* _WHAT TO PRODUCE_:
Read through the data, and wherever a line holds the word "structured", write that line out.

━━━ DATA SHOWN

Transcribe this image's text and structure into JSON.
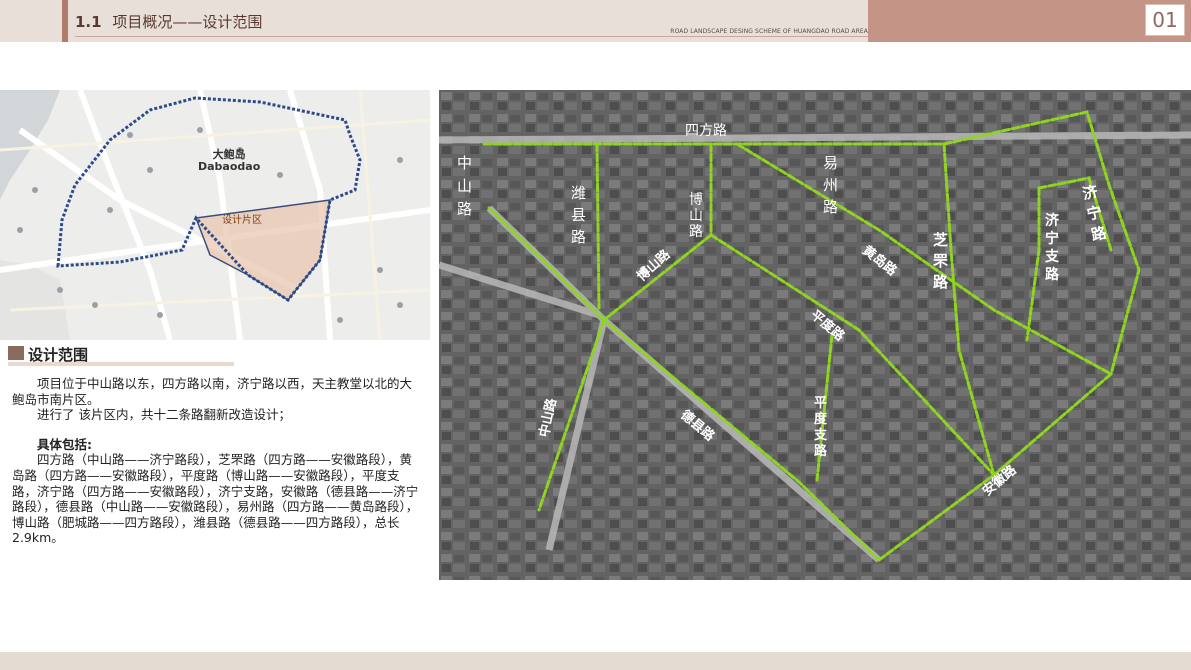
{
  "header": {
    "section_number": "1.1",
    "title": "项目概况——设计范围",
    "subtitle": "ROAD LANDSCAPE DESING SCHEME OF HUANGDAO ROAD AREA",
    "page_number": "01"
  },
  "left_map": {
    "district_name_cn": "大鲍岛",
    "district_name_en": "Dabaodao",
    "design_area_label": "设计片区"
  },
  "section": {
    "title": "设计范围"
  },
  "content": {
    "para1": "项目位于中山路以东，四方路以南，济宁路以西，天主教堂以北的大鲍岛市南片区。",
    "para2": "进行了 该片区内，共十二条路翻新改造设计；",
    "subhead": "具体包括:",
    "details": "四方路（中山路——济宁路段），芝罘路（四方路——安徽路段），黄岛路（四方路——安徽路段），平度路（博山路——安徽路段），平度支路，济宁路（四方路——安徽路段），济宁支路，安徽路（德县路——济宁路段），德县路（中山路——安徽路段），易州路（四方路——黄岛路段），博山路（肥城路——四方路段），潍县路（德县路——四方路段），总长2.9km。"
  },
  "aerial": {
    "road_labels": {
      "sifang": "四方路",
      "zhongshan_top": "中山路",
      "weixian": "潍县路",
      "boshan": "博山路",
      "boshan_south": "博山路",
      "yizhou": "易州路",
      "huangdao": "黄岛路",
      "zhifu": "芝罘路",
      "jining": "济宁路",
      "jining_branch": "济宁支路",
      "pingdu": "平度路",
      "pingdu_branch": "平度支路",
      "dexian": "德县路",
      "zhongshan_bottom": "中山路",
      "anhui": "安徽路"
    },
    "colors": {
      "road_line": "#8fd420",
      "boundary": "#2d4a8a"
    }
  }
}
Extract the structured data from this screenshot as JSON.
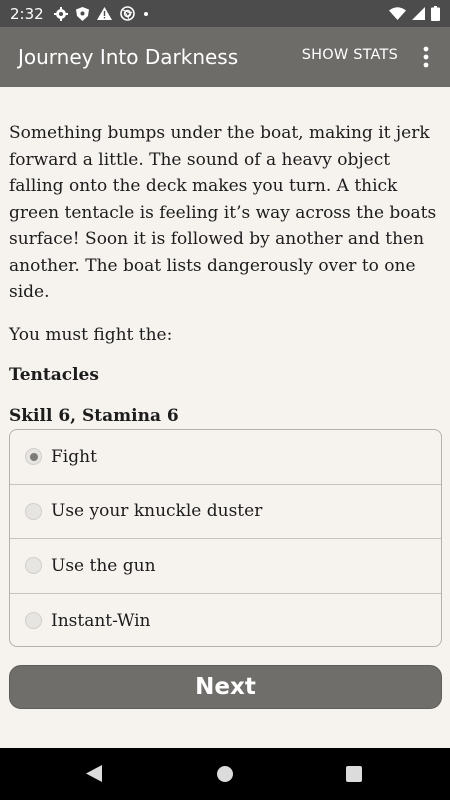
{
  "status_bar": {
    "time": "2:32",
    "left_icons": [
      "gear-icon",
      "shield-icon",
      "warning-icon",
      "aperture-icon",
      "dot-icon"
    ],
    "right_icons": [
      "wifi-icon",
      "signal-icon",
      "battery-icon"
    ]
  },
  "app_bar": {
    "title": "Journey Into Darkness",
    "show_stats_label": "SHOW STATS",
    "overflow_icon": "more-vert-icon"
  },
  "content": {
    "story": "Something bumps under the boat, making it jerk forward a little. The sound of a heavy object falling onto the deck makes you turn. A thick green tentacle is feeling it’s way across the boats surface! Soon it is followed by another and then another. The boat lists dangerously over to one side.",
    "must_fight": "You must fight the:",
    "enemy_name": "Tentacles",
    "enemy_stats": "Skill 6, Stamina 6"
  },
  "options": [
    {
      "label": "Fight",
      "selected": true
    },
    {
      "label": "Use your knuckle duster",
      "selected": false
    },
    {
      "label": "Use the gun",
      "selected": false
    },
    {
      "label": "Instant-Win",
      "selected": false
    }
  ],
  "next_label": "Next",
  "nav_bar": {
    "icons": [
      "back-icon",
      "home-icon",
      "recents-icon"
    ]
  },
  "colors": {
    "app_bar": "#6d6c69",
    "status_bar": "#4c4c4c",
    "background": "#f6f3ef",
    "button": "#6f6e6b"
  }
}
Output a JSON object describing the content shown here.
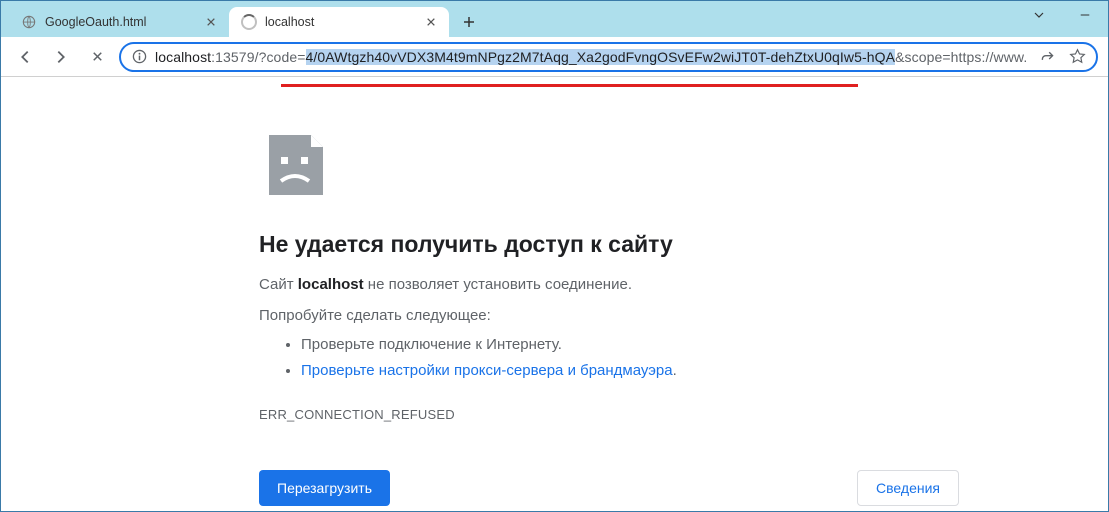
{
  "window": {
    "tabs": [
      {
        "title": "GoogleOauth.html",
        "active": false
      },
      {
        "title": "localhost",
        "active": true
      }
    ]
  },
  "toolbar": {
    "url": {
      "prefix": "localhost",
      "port_and_path": ":13579/?code=",
      "highlighted": "4/0AWtgzh40vVDX3M4t9mNPgz2M7tAqg_Xa2godFvngOSvEFw2wiJT0T-dehZtxU0qIw5-hQA",
      "suffix": "&scope=https://www.googl"
    }
  },
  "page": {
    "headline": "Не удается получить доступ к сайту",
    "desc_prefix": "Сайт ",
    "desc_bold": "localhost",
    "desc_suffix": " не позволяет установить соединение.",
    "try_label": "Попробуйте сделать следующее:",
    "suggestions": {
      "check_connection": "Проверьте подключение к Интернету.",
      "check_proxy_link": "Проверьте настройки прокси-сервера и брандмауэра"
    },
    "error_code": "ERR_CONNECTION_REFUSED",
    "reload_button": "Перезагрузить",
    "details_button": "Сведения"
  }
}
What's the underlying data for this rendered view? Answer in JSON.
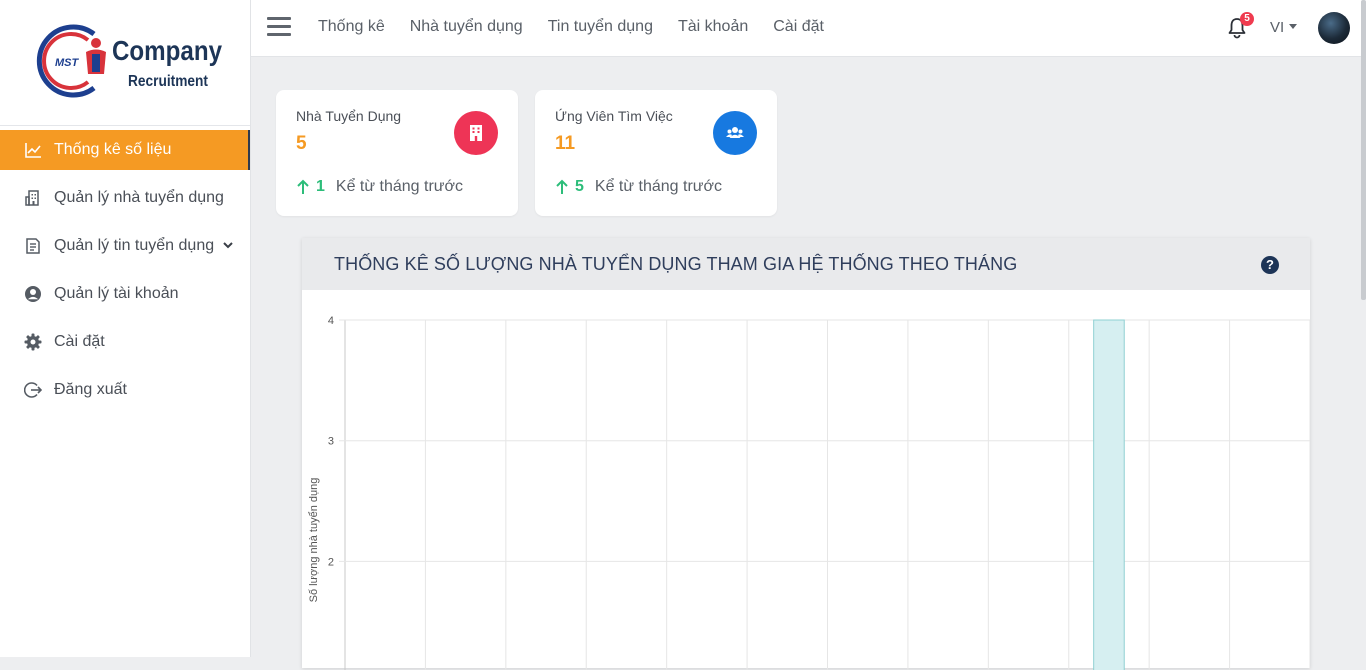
{
  "brand": {
    "logo_badge": "MST",
    "name": "Company",
    "tagline": "Recruitment"
  },
  "sidebar": {
    "items": [
      {
        "label": "Thống kê số liệu",
        "icon": "chart-line-icon",
        "active": true
      },
      {
        "label": "Quản lý nhà tuyển dụng",
        "icon": "building-icon"
      },
      {
        "label": "Quản lý tin tuyển dụng",
        "icon": "document-list-icon",
        "has_submenu": true
      },
      {
        "label": "Quản lý tài khoản",
        "icon": "user-circle-icon"
      },
      {
        "label": "Cài đặt",
        "icon": "gear-icon"
      },
      {
        "label": "Đăng xuất",
        "icon": "logout-icon"
      }
    ]
  },
  "topbar": {
    "nav": [
      "Thống kê",
      "Nhà tuyển dụng",
      "Tin tuyển dụng",
      "Tài khoản",
      "Cài đặt"
    ],
    "notification_count": "5",
    "language": "VI"
  },
  "stats": [
    {
      "title": "Nhà Tuyển Dụng",
      "value": "5",
      "change": "1",
      "change_text": "Kể từ tháng trước",
      "icon": "building-icon",
      "color": "#ee3456"
    },
    {
      "title": "Ứng Viên Tìm Việc",
      "value": "11",
      "change": "5",
      "change_text": "Kể từ tháng trước",
      "icon": "users-icon",
      "color": "#1779e0"
    }
  ],
  "colors": {
    "accent": "#f59a23",
    "positive": "#2dbd7a",
    "bar_fill": "#d6eff1",
    "bar_stroke": "#8fd0d2"
  },
  "panel": {
    "title": "THỐNG KÊ SỐ LƯỢNG NHÀ TUYỂN DỤNG THAM GIA HỆ THỐNG THEO THÁNG",
    "help": "?"
  },
  "chart_data": {
    "type": "bar",
    "ylabel": "Số lượng nhà tuyển dụng",
    "xlabel": "",
    "categories_count": 12,
    "values": [
      0,
      0,
      0,
      0,
      0,
      0,
      0,
      0,
      0,
      4,
      0,
      0
    ],
    "yticks": [
      2,
      3,
      4
    ],
    "ylim_visible": [
      1.1,
      4
    ],
    "grid": true
  }
}
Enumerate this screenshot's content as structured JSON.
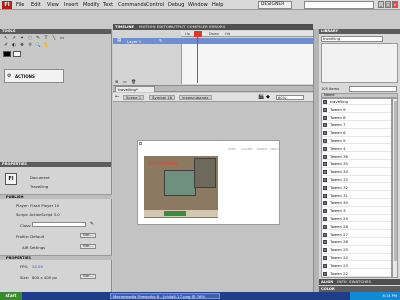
{
  "menubar": {
    "logo": "Fl",
    "items": [
      "File",
      "Edit",
      "View",
      "Insert",
      "Modify",
      "Text",
      "Commands",
      "Control",
      "Debug",
      "Window",
      "Help"
    ],
    "workspace": "DESIGNER",
    "window_buttons": [
      "_",
      "□",
      "×"
    ]
  },
  "tools_panel": {
    "title": "TOOLS",
    "tools": [
      "↖",
      "↗",
      "✦",
      "◌",
      "✎",
      "T",
      "╲",
      "▭",
      "✐",
      "◐",
      "✥",
      "⚲",
      "🔍",
      "✋"
    ],
    "actions_label": "ACTIONS"
  },
  "timeline": {
    "tabs": [
      "TIMELINE",
      "MOTION EDITOR",
      "OUTPUT",
      "COMPILER ERRORS"
    ],
    "frame_labels": [
      "Up",
      "Over",
      "Down",
      "Hit"
    ],
    "layer_name": "Layer 1"
  },
  "document": {
    "tab": "travelling*",
    "scene_crumbs": [
      "Scene 1",
      "Symbol 16",
      "lnewsrubanex"
    ],
    "zoom": "60%"
  },
  "stage": {
    "banner_title": "Indonesia",
    "site_nav": [
      "HOME",
      "GALLERY",
      "EVENTS",
      "ABOUT"
    ]
  },
  "properties": {
    "title": "PROPERTIES",
    "doc_badge": "Fl",
    "doc_type": "Document",
    "doc_name": "Travelling",
    "publish_title": "PUBLISH",
    "player": "Player: Flash Player 10",
    "script": "Script: ActionScript 3.0",
    "class_label": "Class:",
    "profile": "Profile: Default",
    "edit_btn": "Edit...",
    "air_settings": "AIR Settings",
    "properties_section": "PROPERTIES",
    "fps_label": "FPS:",
    "fps_value": "24.00",
    "size_label": "Size:",
    "size_value": "800 x 400 px"
  },
  "library": {
    "title": "LIBRARY",
    "doc": "travelling",
    "count": "105 items",
    "column_name": "Name",
    "items": [
      "travelling",
      "Tween 9",
      "Tween 8",
      "Tween 7",
      "Tween 6",
      "Tween 5",
      "Tween 4",
      "Tween 36",
      "Tween 35",
      "Tween 34",
      "Tween 33",
      "Tween 32",
      "Tween 31",
      "Tween 30",
      "Tween 3",
      "Tween 29",
      "Tween 28",
      "Tween 27",
      "Tween 26",
      "Tween 25",
      "Tween 24",
      "Tween 23",
      "Tween 22"
    ],
    "bottom_tabs": [
      "ALIGN",
      "INFO",
      "SWATCHES"
    ],
    "color_label": "COLOR"
  },
  "taskbar": {
    "start": "start",
    "task": "Macromedia Fireworks 8 - [child4-17.png @ 76% (Bitmap)]",
    "clock": "8:14 PM"
  },
  "colors": {
    "layer_highlight": "#6f8ecf",
    "playhead": "#e0392b",
    "taskbar": "#1f3e8a"
  }
}
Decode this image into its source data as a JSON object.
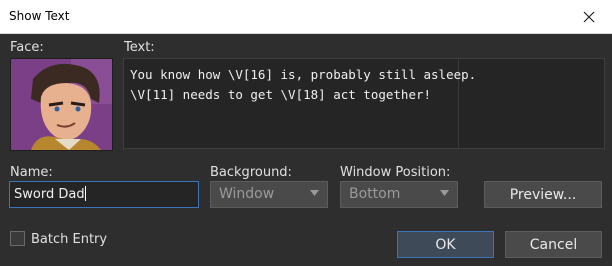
{
  "window": {
    "title": "Show Text"
  },
  "labels": {
    "face": "Face:",
    "text": "Text:",
    "name": "Name:",
    "background": "Background:",
    "window_position": "Window Position:"
  },
  "message_lines": [
    "You know how \\V[16] is, probably still asleep.",
    "\\V[11] needs to get \\V[18] act together!"
  ],
  "name_value": "Sword Dad",
  "background_select": {
    "value": "Window"
  },
  "position_select": {
    "value": "Bottom"
  },
  "buttons": {
    "preview": "Preview...",
    "ok": "OK",
    "cancel": "Cancel"
  },
  "batch_entry": {
    "label": "Batch Entry",
    "checked": false
  },
  "icons": {
    "close": "close-icon",
    "dropdown": "chevron-down-icon",
    "face": "face-portrait"
  },
  "colors": {
    "accent": "#3b74b8",
    "face_bg": "#7a3f86"
  }
}
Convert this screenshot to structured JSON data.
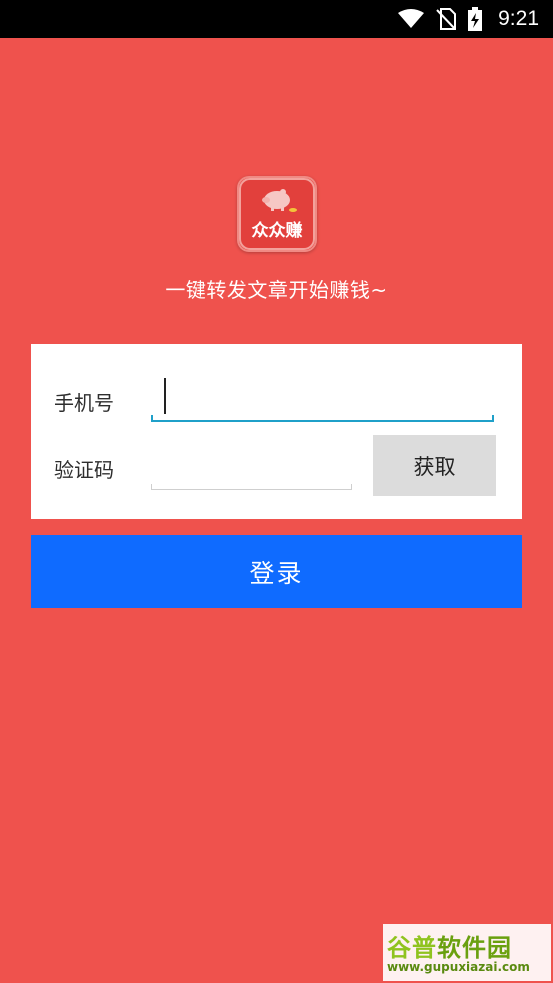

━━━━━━

* _ANSWER TO THE EXERCISE_:
Extract the structured data from this screenshot as JSON.
Enumerate this screenshot's content as structured JSON.
Convert this screenshot to structured JSON data.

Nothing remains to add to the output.